The measured calm of The Tablet magazine, the Catholic intellectual weekly, has been shattered in a burst of holy spleen.
The head of Ampleforth College, Britain's most prestigious and expensive Catholic school, has used its pages to mount a scathing attack on the growing band of Catholic toffs sending their offspring to Anglican alternatives - Eton and Harrow included. They stand accused of taking a "shallow and sentimental" approach to the church and submitting to the forces of secularism.
Not content with lashing his fellow Catholics, Father Leo Chamberlain then turns his scorn on Anglican public schools where, he says, religion has become "a marginal event".
"Rare is the Anglican school which has all its pupils in chapel on a Sunday, " writes the Benedictine monk.
"Ironically, the very time that religious ideals are vanishing from these schools, Catholics are joining them," he complains.
Father Leo believes that Catholic toffs should go to toffish schools for Catholics - such as his north Yorkshire college. Known as the Catholic Eton, it charges Pounds 4,680 a term.
The Catholic independent sector has suffered in recent years, with the number of schools dropping from 385 to 199. Belmont, another Benedictine school in Herefordshire, closed in 1994, the year that also saw the end of the school at Buckfast Abbey, Dorset.
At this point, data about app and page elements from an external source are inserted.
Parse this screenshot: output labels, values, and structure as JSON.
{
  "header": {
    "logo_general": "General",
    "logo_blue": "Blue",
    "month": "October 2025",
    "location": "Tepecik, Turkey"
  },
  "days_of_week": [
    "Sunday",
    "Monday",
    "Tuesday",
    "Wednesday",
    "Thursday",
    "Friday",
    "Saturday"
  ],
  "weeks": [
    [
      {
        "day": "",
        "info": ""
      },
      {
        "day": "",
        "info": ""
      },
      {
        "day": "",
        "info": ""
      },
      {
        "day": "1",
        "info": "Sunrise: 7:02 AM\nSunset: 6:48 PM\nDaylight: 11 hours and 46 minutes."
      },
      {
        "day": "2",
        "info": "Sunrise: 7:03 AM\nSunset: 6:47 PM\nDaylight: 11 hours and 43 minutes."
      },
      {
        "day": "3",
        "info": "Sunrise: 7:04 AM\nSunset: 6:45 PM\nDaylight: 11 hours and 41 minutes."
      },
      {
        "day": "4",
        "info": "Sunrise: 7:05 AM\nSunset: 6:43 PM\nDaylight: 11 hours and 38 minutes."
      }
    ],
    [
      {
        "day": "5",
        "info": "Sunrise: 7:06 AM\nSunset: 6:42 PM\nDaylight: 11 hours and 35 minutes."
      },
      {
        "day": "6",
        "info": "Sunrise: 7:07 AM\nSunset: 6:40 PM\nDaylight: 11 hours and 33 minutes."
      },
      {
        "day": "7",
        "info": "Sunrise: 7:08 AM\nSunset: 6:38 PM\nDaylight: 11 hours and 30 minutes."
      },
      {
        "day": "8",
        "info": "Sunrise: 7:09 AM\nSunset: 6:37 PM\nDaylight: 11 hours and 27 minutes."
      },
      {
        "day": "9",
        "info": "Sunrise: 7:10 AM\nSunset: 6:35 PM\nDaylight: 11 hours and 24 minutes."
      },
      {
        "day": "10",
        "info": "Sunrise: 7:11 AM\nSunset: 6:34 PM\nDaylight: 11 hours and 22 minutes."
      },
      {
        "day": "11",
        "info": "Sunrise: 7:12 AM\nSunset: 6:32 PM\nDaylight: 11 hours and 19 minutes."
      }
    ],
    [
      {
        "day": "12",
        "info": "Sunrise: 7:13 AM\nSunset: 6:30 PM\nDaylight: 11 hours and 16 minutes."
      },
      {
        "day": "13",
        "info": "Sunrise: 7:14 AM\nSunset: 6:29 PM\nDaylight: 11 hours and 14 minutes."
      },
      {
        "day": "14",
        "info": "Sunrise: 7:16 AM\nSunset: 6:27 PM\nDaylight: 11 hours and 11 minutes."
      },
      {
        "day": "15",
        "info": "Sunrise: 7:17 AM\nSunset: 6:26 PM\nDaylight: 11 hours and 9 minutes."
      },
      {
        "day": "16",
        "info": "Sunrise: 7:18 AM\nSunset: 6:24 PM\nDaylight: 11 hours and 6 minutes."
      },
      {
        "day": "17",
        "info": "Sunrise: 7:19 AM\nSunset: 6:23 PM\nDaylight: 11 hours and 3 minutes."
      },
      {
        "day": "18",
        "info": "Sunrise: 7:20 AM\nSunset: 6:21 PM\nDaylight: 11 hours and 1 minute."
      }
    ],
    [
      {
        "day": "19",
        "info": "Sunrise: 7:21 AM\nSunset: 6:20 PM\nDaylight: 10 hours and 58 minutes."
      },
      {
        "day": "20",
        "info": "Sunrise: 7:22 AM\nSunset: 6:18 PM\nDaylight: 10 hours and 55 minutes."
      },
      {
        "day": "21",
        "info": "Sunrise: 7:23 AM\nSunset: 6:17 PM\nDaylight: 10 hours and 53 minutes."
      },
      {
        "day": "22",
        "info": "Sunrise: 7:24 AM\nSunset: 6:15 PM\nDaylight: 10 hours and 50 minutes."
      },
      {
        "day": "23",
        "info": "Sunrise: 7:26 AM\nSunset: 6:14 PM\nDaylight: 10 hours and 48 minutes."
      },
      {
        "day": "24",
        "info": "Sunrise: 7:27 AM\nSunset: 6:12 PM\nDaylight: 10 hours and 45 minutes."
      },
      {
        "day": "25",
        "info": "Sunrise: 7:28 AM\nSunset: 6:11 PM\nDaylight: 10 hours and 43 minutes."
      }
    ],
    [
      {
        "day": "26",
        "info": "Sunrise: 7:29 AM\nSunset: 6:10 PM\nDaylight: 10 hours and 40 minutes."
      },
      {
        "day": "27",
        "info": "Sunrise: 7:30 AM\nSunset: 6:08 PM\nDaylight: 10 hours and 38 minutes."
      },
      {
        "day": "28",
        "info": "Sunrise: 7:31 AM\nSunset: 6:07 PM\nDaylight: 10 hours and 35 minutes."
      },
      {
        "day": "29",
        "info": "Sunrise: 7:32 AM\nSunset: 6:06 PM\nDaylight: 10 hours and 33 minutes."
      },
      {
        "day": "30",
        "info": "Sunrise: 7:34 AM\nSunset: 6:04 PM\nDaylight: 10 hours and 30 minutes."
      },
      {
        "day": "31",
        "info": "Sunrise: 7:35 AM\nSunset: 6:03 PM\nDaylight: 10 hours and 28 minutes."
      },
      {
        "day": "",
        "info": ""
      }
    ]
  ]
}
Ampleforth has survived better than most.
The latest Tablet also features a counterblast from Eton, keen to assure the readers of its spiritual credentials.
The chaplain, David Forrester, says the school is "Christian not only in its foundation but in its daily functioning". Catholics are offered daily mass, plus special lessons in doctrine and trips to Lourdes.
"It is certain that Catholic parents, in the interests of what they see as the good of their children, will continue to send their sons and daughters, " he writes. "Should these parents be supported or, as some believe, somehow be penalised or be made to feel guilty?"